======== The input ========
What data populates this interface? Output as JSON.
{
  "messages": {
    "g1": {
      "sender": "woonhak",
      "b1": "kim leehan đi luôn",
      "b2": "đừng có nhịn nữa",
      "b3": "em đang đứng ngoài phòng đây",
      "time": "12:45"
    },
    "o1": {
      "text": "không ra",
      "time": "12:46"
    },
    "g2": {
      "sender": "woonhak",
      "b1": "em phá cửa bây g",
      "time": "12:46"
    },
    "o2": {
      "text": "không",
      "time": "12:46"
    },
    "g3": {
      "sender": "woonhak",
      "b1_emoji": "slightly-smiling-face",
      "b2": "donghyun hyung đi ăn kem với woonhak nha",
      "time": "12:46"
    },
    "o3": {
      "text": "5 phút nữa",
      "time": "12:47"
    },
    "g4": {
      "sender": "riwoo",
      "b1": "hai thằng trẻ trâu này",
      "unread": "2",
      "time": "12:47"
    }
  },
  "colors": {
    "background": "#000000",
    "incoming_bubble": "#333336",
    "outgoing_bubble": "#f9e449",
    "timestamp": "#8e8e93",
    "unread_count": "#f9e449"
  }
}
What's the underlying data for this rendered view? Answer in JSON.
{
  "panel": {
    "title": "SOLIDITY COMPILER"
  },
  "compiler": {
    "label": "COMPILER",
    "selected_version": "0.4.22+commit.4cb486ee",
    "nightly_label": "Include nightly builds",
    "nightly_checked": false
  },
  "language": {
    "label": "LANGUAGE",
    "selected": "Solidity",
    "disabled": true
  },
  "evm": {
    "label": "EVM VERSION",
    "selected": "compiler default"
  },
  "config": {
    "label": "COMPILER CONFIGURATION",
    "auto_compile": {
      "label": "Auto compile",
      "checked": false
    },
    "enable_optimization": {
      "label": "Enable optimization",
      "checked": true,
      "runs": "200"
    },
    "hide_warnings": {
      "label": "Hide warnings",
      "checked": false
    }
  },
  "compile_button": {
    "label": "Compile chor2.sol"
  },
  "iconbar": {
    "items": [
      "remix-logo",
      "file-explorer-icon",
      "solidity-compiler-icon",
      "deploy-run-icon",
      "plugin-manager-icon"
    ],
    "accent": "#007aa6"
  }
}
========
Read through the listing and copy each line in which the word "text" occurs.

      "text": "không ra",
      "text": "không",
      "text": "5 phút nữa",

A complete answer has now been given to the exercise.